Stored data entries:
════════════════════

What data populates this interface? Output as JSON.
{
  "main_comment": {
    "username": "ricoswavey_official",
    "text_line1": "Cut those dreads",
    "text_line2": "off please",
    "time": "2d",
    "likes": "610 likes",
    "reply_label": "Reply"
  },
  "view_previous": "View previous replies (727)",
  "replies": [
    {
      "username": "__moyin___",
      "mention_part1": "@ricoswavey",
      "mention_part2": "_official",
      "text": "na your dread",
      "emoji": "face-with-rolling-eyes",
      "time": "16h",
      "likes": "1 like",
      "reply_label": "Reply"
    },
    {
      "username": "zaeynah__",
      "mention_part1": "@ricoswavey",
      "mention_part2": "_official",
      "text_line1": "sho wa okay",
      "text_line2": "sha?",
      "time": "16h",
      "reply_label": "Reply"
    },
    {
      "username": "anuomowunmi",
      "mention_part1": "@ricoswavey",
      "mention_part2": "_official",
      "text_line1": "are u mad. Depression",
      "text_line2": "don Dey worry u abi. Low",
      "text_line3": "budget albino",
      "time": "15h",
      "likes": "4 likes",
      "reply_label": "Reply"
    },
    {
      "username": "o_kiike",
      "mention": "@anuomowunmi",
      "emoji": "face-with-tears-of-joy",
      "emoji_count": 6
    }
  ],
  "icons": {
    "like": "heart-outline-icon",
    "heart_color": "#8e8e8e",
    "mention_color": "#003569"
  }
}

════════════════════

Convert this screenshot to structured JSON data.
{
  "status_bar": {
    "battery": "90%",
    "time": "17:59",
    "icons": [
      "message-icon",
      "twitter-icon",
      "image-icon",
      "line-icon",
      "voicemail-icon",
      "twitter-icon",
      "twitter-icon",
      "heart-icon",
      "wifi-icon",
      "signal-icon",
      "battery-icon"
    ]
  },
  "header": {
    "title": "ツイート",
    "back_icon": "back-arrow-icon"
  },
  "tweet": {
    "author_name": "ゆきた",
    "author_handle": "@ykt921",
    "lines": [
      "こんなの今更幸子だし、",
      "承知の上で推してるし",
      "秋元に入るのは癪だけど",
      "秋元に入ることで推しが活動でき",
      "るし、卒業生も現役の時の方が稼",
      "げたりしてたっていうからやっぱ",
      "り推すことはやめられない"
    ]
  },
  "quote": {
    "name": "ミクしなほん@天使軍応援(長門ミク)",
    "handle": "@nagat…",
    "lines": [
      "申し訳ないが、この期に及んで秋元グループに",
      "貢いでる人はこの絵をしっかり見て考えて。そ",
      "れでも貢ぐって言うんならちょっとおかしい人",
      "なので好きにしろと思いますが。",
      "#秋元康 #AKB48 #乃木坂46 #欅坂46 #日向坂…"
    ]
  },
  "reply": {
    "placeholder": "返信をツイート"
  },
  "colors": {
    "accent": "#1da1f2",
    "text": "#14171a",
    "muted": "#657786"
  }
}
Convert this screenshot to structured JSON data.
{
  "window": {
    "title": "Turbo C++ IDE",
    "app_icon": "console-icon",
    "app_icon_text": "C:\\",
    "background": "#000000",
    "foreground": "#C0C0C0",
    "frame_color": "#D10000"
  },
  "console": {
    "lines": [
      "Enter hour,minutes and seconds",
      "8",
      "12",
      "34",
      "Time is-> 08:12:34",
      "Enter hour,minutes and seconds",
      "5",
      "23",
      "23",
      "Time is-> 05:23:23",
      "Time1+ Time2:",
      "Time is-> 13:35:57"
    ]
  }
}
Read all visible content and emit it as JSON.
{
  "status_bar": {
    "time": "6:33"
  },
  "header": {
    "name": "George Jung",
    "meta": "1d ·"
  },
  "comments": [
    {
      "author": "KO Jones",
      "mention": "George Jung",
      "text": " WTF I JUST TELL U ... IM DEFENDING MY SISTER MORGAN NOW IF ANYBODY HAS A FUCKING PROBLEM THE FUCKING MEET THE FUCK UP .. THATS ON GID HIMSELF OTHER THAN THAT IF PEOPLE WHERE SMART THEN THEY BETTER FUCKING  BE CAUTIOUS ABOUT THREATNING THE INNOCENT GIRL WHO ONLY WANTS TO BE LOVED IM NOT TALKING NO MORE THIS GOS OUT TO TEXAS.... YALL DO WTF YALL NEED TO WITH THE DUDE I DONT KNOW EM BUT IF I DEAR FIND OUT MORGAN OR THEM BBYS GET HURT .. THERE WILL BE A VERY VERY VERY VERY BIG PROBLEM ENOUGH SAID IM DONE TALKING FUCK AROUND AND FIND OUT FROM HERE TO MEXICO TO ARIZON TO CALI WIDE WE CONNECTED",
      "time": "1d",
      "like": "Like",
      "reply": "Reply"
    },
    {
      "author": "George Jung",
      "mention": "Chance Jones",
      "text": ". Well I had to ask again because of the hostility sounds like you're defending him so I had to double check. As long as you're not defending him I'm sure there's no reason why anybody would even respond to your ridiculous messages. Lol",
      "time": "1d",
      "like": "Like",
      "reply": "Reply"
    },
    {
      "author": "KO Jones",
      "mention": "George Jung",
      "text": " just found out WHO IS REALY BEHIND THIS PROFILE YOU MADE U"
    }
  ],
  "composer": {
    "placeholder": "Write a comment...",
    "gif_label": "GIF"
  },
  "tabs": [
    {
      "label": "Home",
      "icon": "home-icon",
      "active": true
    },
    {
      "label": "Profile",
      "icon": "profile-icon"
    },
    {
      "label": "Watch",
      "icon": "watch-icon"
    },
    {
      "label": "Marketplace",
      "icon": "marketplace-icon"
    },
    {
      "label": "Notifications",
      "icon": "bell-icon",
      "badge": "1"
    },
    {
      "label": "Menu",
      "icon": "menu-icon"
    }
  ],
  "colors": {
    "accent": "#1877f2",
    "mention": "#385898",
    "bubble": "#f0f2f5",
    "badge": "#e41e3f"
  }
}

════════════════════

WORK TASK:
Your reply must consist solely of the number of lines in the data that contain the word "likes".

FINISHED EXERCISE:
3